All 6-5 of Jalen Green shares his queen bed with his friend Jahmai Bartley, who lives with the family. Bartley, who started off sleeping on the couch but eventually made his way to Green's bedroom, goes about 6-4, plays basketball for Central High in Fresno, and is a bit thicker than the svelte Green. Needless to say, this leads to some midnight battles as the two jockey for position like they're boxing out on the court.
"Jahmai's a wild sleeper," Green said. "He'll be moving all over the place, snoring loud, just rolling. He's really like a big bear. It's not that bad, honestly. I'll be like, 'Mai, move over,' and give him an elbow or something like that, but it's not that bad as you would think."
Also in Green's circle are Cash Williams, who has known Jalen since elementary school, and Kawan Kendrick. You often hear about NBA players being able to deal with outside pressures and expectations because of their strong core of friends and family. Visit with Green for just a few hours, and you'll see that he has that part taken care of.
"I think he's a good judge of character," Bree said of her son's choice of friends. "His teammates, everybody. Everybody who hangs around with him are great kids. And pretty much [Jalen's] had the same close-knit friends for years now."

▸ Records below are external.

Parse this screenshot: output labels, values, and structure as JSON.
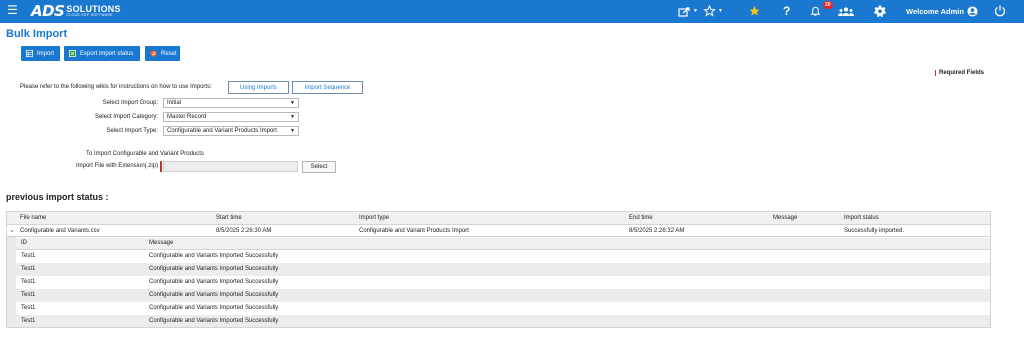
{
  "topbar": {
    "logo_mark": "ADS",
    "logo_name": "SOLUTIONS",
    "logo_tagline": "CLOUD ERP SOFTWARE",
    "notification_count": "20",
    "welcome_text": "Welcome Admin",
    "icons": [
      "menu-icon",
      "share-icon",
      "star-outline-icon",
      "favorites-star-icon",
      "help-icon",
      "bell-icon",
      "users-icon",
      "gear-icon",
      "user-circle-icon",
      "power-icon"
    ]
  },
  "page": {
    "title": "Bulk Import",
    "required_fields": "Required Fields"
  },
  "toolbar": {
    "import_label": "Import",
    "export_label": "Export import status",
    "reset_label": "Reset"
  },
  "wiki": {
    "label": "Please refer to the following wikis for instructions on how to use Imports:",
    "using_imports": "Using Imports",
    "import_sequence": "Import Sequence"
  },
  "form": {
    "group_label": "Select Import Group:",
    "group_value": "Initial",
    "category_label": "Select Import Category:",
    "category_value": "Master Record",
    "type_label": "Select Import Type:",
    "type_value": "Configurable and Variant Products Import",
    "caption": "To Import Configurable and Variant Products",
    "file_label": "Import File with Extension(.zip)",
    "select_button": "Select"
  },
  "status": {
    "title": "previous import status :",
    "columns": [
      "File name",
      "Start time",
      "Import type",
      "End time",
      "Message",
      "Import status"
    ],
    "row": {
      "file_name": "Configurable and Variants.csv",
      "start_time": "8/5/2025 2:26:30 AM",
      "import_type": "Configurable and Variant Products Import",
      "end_time": "8/5/2025 2:26:32 AM",
      "message": "",
      "status": "Successfully imported."
    },
    "detail_columns": [
      "ID",
      "Message"
    ],
    "detail_rows": [
      {
        "id": "Test1",
        "message": "Configurable and Variants Imported Successfully"
      },
      {
        "id": "Test1",
        "message": "Configurable and Variants Imported Successfully"
      },
      {
        "id": "Test1",
        "message": "Configurable and Variants Imported Successfully"
      },
      {
        "id": "Test1",
        "message": "Configurable and Variants Imported Successfully"
      },
      {
        "id": "Test1",
        "message": "Configurable and Variants Imported Successfully"
      },
      {
        "id": "Test1",
        "message": "Configurable and Variants Imported Successfully"
      }
    ]
  },
  "colors": {
    "brand_blue": "#1b78d0",
    "favorite_yellow": "#f6c90e",
    "badge_red": "#e4242a",
    "required_red": "#c0392b",
    "reset_icon_orange": "#e8622a"
  }
}
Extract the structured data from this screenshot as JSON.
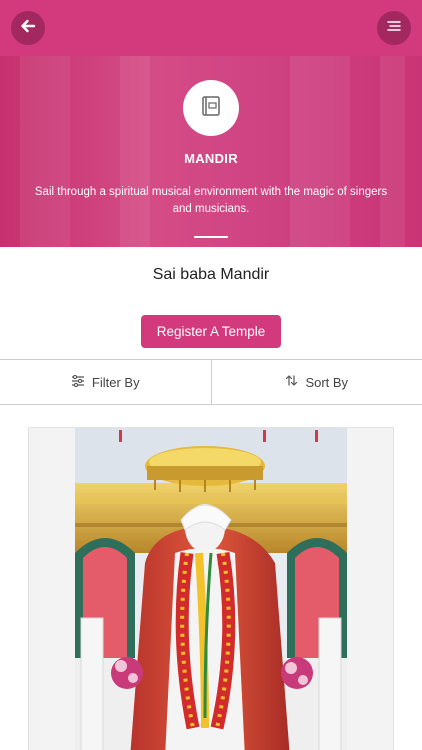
{
  "header": {
    "back_icon": "arrow-left-icon",
    "menu_icon": "menu-lines-icon"
  },
  "hero": {
    "icon": "book-icon",
    "title": "MANDIR",
    "description": "Sail through a spiritual musical environment with the magic of singers and musicians."
  },
  "page": {
    "title": "Sai baba Mandir",
    "register_label": "Register A Temple"
  },
  "toolbar": {
    "filter_label": "Filter By",
    "filter_icon": "filter-sliders-icon",
    "sort_label": "Sort By",
    "sort_icon": "sort-arrows-icon"
  },
  "colors": {
    "brand": "#d23a7d",
    "brand_dark": "#a32860"
  }
}
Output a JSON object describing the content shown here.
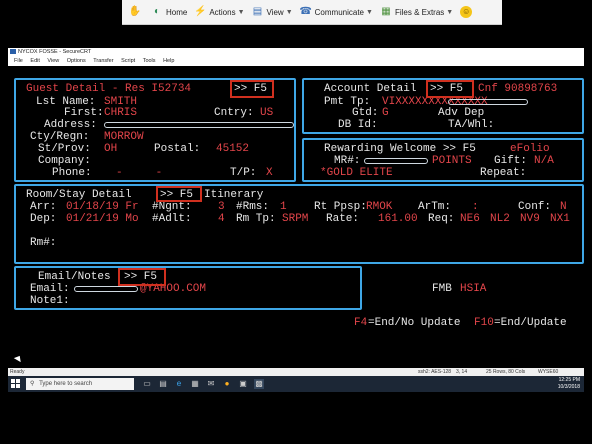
{
  "toolbar": {
    "home": "Home",
    "actions": "Actions",
    "view": "View",
    "communicate": "Communicate",
    "files": "Files & Extras"
  },
  "window": {
    "title": "NYCOX FOSSE - SecureCRT",
    "menu": [
      "File",
      "Edit",
      "View",
      "Options",
      "Transfer",
      "Script",
      "Tools",
      "Help"
    ]
  },
  "guest": {
    "header": "Guest Detail - Res I52734",
    "f5": ">> F5",
    "lst_label": "Lst Name:",
    "lst_value": "SMITH",
    "first_label": "First:",
    "first_value": "CHRIS",
    "cntry_label": "Cntry:",
    "cntry_value": "US",
    "address_label": "Address:",
    "city_label": "Cty/Regn:",
    "city_value": "MORROW",
    "state_label": "St/Prov:",
    "state_value": "OH",
    "postal_label": "Postal:",
    "postal_value": "45152",
    "company_label": "Company:",
    "phone_label": "Phone:",
    "phone_value": "-     -",
    "tp_label": "T/P:",
    "tp_value": "X"
  },
  "account": {
    "header": "Account Detail",
    "f5": ">> F5",
    "cnf": "Cnf 90898763",
    "pmt_label": "Pmt Tp:",
    "pmt_value": "VIXXXXXXXXXXXXXX",
    "gtd_label": "Gtd:",
    "gtd_value": "G",
    "adv_label": "Adv Dep",
    "db_label": "DB Id:",
    "ta_label": "TA/Whl:"
  },
  "rewards": {
    "header": "Rewarding Welcome >> F5",
    "efolio": "eFolio",
    "mr_label": "MR#:",
    "points": "POINTS",
    "gift_label": "Gift:",
    "gift_value": "N/A",
    "tier": "*GOLD ELITE",
    "repeat_label": "Repeat:"
  },
  "stay": {
    "header": "Room/Stay Detail",
    "f5": ">> F5",
    "itinerary": "Itinerary",
    "arr_label": "Arr:",
    "arr_value": "01/18/19 Fr",
    "ngnt_label": "#Ngnt:",
    "ngnt_value": "3",
    "rms_label": "#Rms:",
    "rms_value": "1",
    "rt_label": "Rt Ppsp:",
    "rt_value": "RMOK",
    "artm_label": "ArTm:",
    "artm_value": ":",
    "conf_label": "Conf:",
    "conf_value": "N",
    "dep_label": "Dep:",
    "dep_value": "01/21/19 Mo",
    "adlt_label": "#Adlt:",
    "adlt_value": "4",
    "rmtp_label": "Rm Tp:",
    "rmtp_value": "SRPM",
    "rate_label": "Rate:",
    "rate_value": "161.00",
    "req_label": "Req:",
    "req_ne": "NE6",
    "req_nl": "NL2",
    "req_nv": "NV9",
    "req_nx": "NX1",
    "rm_label": "Rm#:"
  },
  "email": {
    "header": "Email/Notes",
    "f5": ">> F5",
    "email_label": "Email:",
    "email_value": "@YAHOO.COM",
    "note_label": "Note1:",
    "fmb": "FMB",
    "hsia": "HSIA"
  },
  "function_keys": {
    "f4": "F4",
    "f4_text": "=End/No Update",
    "f10": "F10",
    "f10_text": "=End/Update"
  },
  "status": {
    "ready": "Ready",
    "ssh": "ssh2: AES-128",
    "pos": "3, 14",
    "size": "25 Rows, 80 Cols",
    "term": "WYSE60"
  },
  "taskbar": {
    "search_placeholder": "Type here to search",
    "time": "12:25 PM",
    "date": "10/3/2018"
  },
  "colors": {
    "highlight_red": "#d0301f",
    "highlight_blue": "#3fa7e6",
    "terminal_red": "#e2454a"
  }
}
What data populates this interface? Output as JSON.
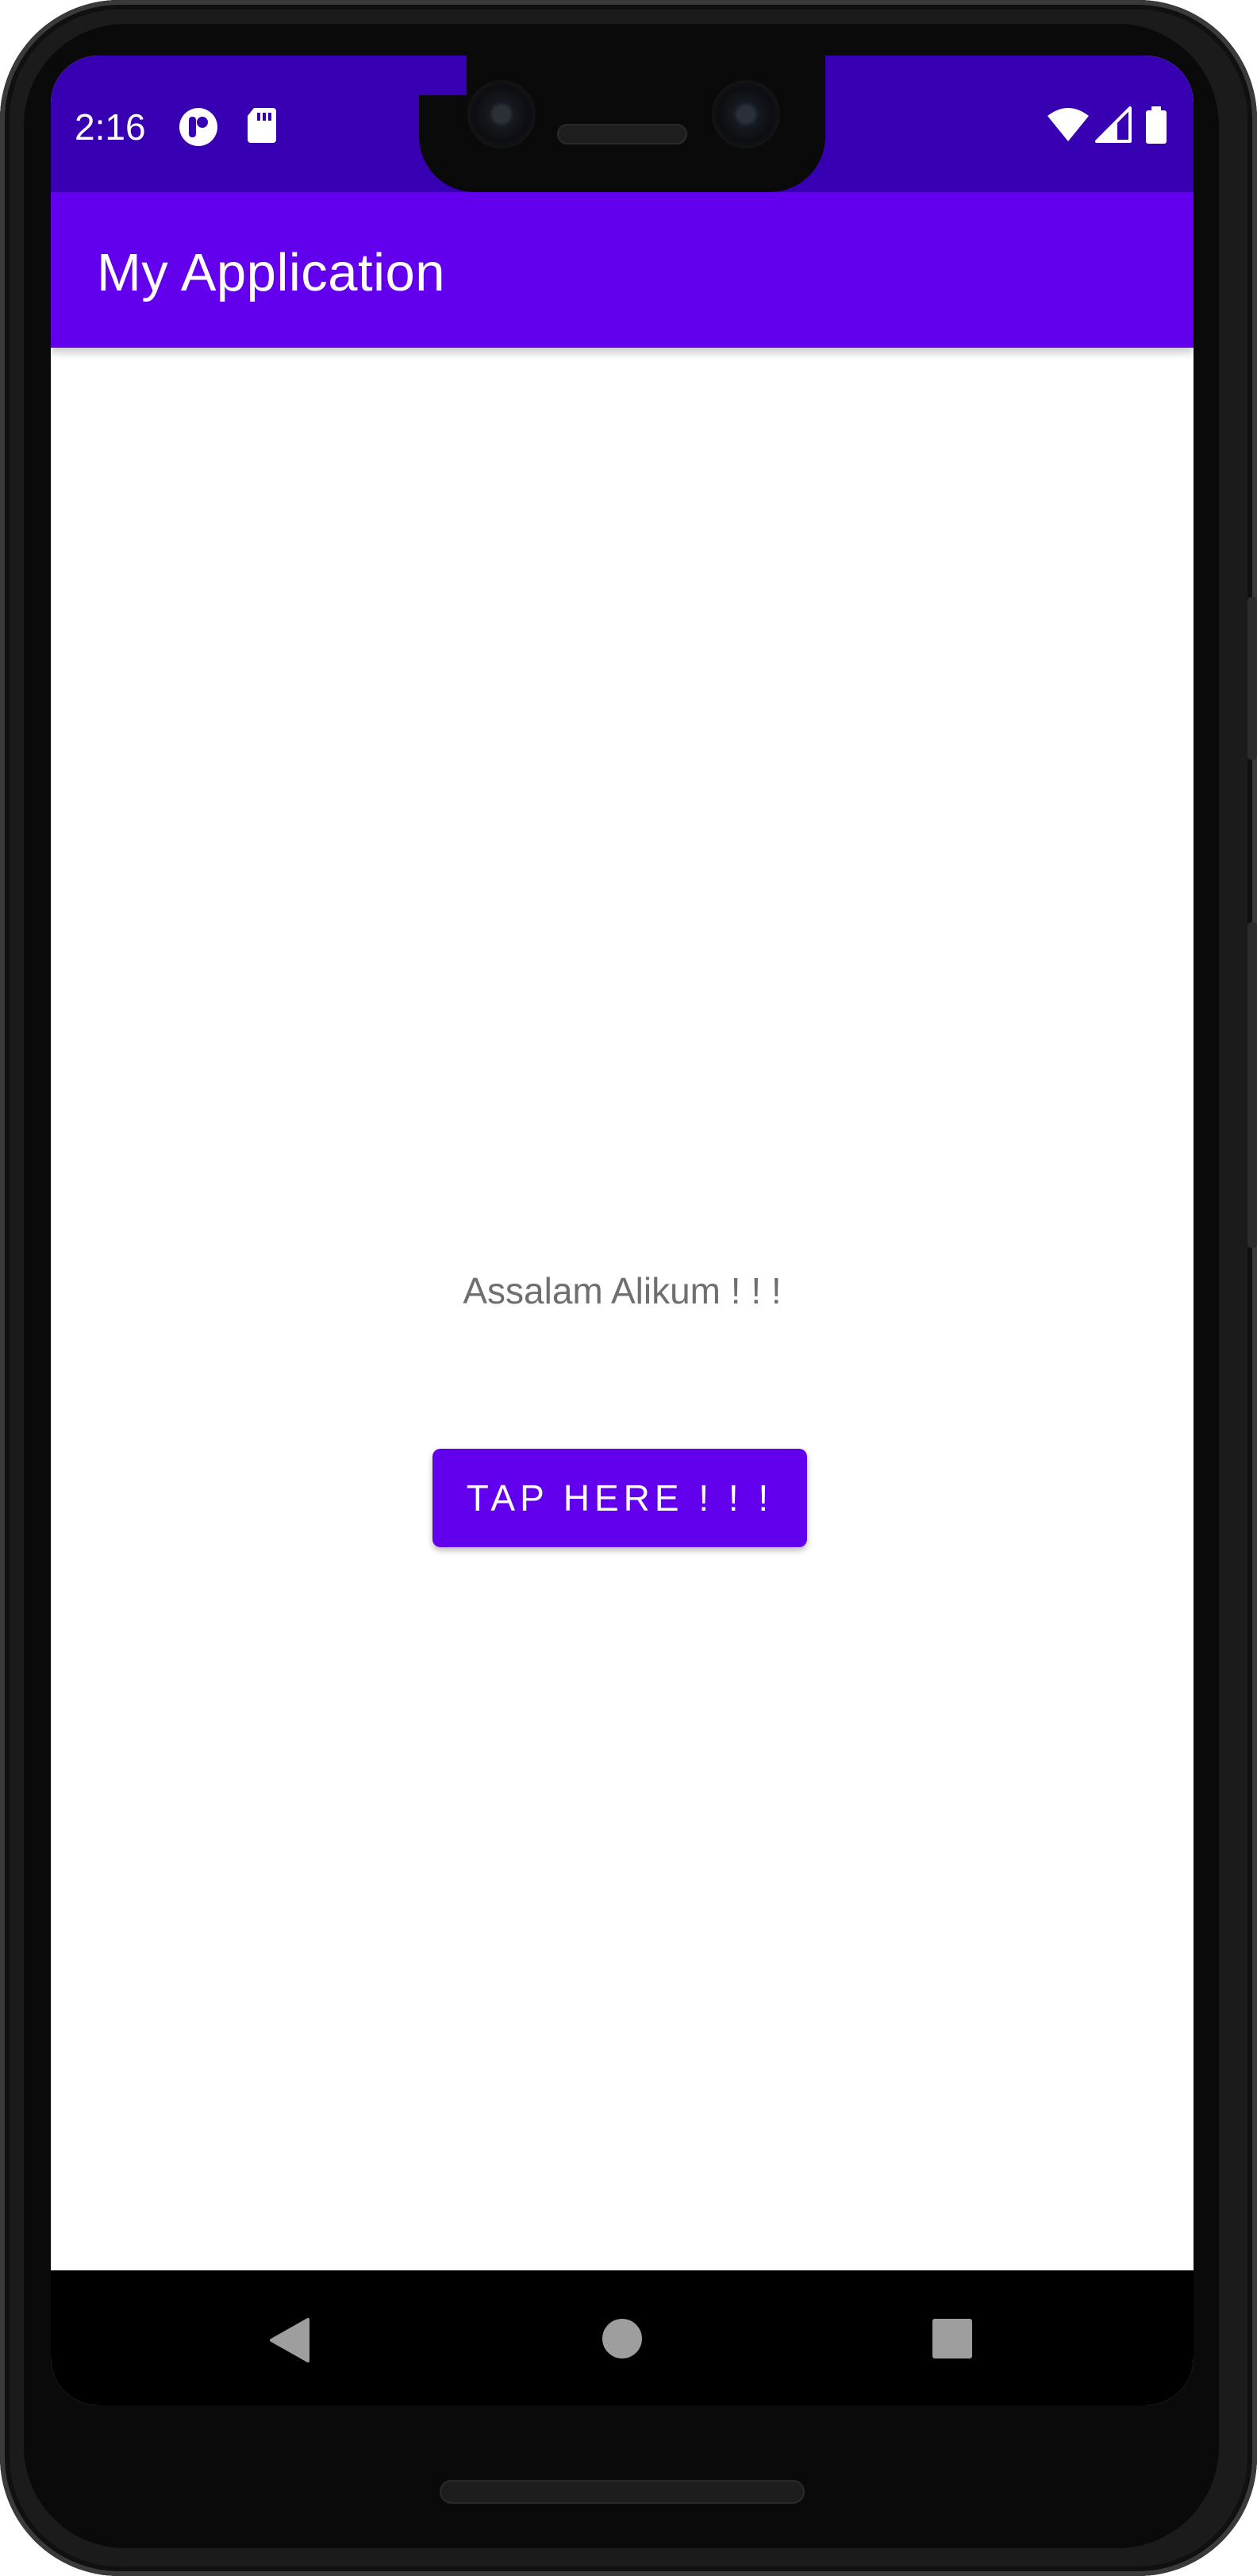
{
  "status_bar": {
    "time": "2:16",
    "background_color": "#3700b3",
    "left_icons": [
      "ring-app-icon",
      "sd-card-icon"
    ],
    "right_icons": [
      "wifi-icon",
      "cell-signal-icon",
      "battery-icon"
    ]
  },
  "app_bar": {
    "title": "My Application",
    "background_color": "#6200ee"
  },
  "main": {
    "greeting_text": "Assalam Alikum ! ! !",
    "button_label": "TAP HERE ! ! !",
    "button_color": "#6200ee"
  },
  "nav_bar": {
    "icons": [
      "back-icon",
      "home-icon",
      "recents-icon"
    ]
  }
}
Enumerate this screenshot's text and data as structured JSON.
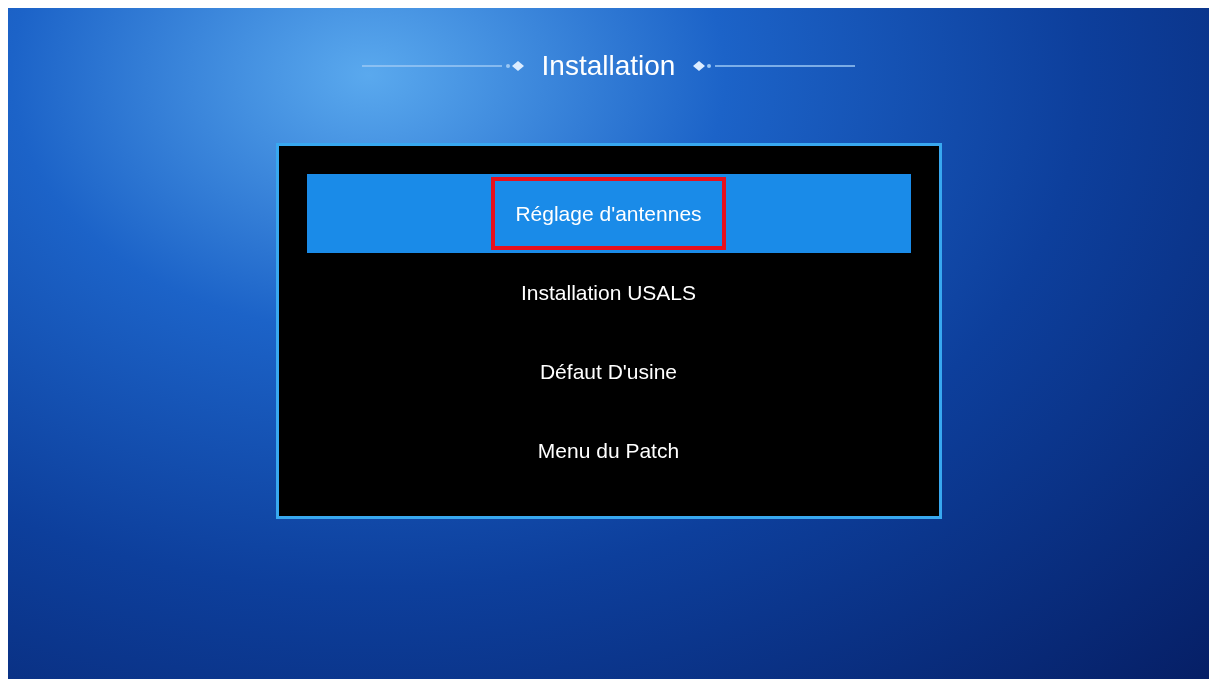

But the better Green gets at basketball, the more it takes him away from his friends. Even though they live in the same city, Green attends a different school, which creates a divide between his home life and his school life. And then there's the travel. Just two years ago, Las Vegas was the farthest away from home Green had been. Since then he's journeyed all over the world, and during the summer he's rarely home for more than a week at a time.
Like a king
Green's reach extends well beyond his high high school campus, and even the city of Fresno, thanks to Instagram, YouTube, trips to Argentina with USA Basketball, and a very special voyage to the Philippines.
He's won gold the past two summers as a member of the U16 and U17 USA national teams, most recently taking home tournament MVP following a dominant 95-52 win in the gold medal game over France in Santa Fe, Argentina earlier this month. Green was the tournament's MVP scoring a team-high 15.7 points in seven games, all USA wins, and the gold medal will join the one that Green won at last year's tournament.
As much as he values his time with Team USA, Green glows when he talks about another trip -- the one he and his family made to the Philippines. There he was worshiped like a god after flooring the crowd in the dunk contest and posterizing local 7-1 prospect Kai Sotto during a game.
Green's family on his mother's side is Filipino, so it was an emotional and eye-opening trip to Manila. Jalen and his parents occasionally feared for their lives in the hectic traffic patterns, but overall it was a tremendous experience. It also gave Jalen a taste of the fame he could soon experience from rabid NBA fans.
"Each game just more and more people came," Green said. "I went out there, I won the dunk contest. And then I scored 51 points and broke the record out there. They all just looked at me like -- like I'm a king or something."
Whether it's the highlight dunks, the short shorts, or his blossoming social media presence that reveals a unique and down-to-earth young man, Jalen Green could become a household name sooner than you think.
"I just want to be the greatest," Green said. "I love the game. I got a feel for it. Without basketball, my life would be boring, you know? It brings my family close, we enjoy all the traveling and stuff like that. Basketball is fun. I love it, and I just want to be the greatest that could ever play."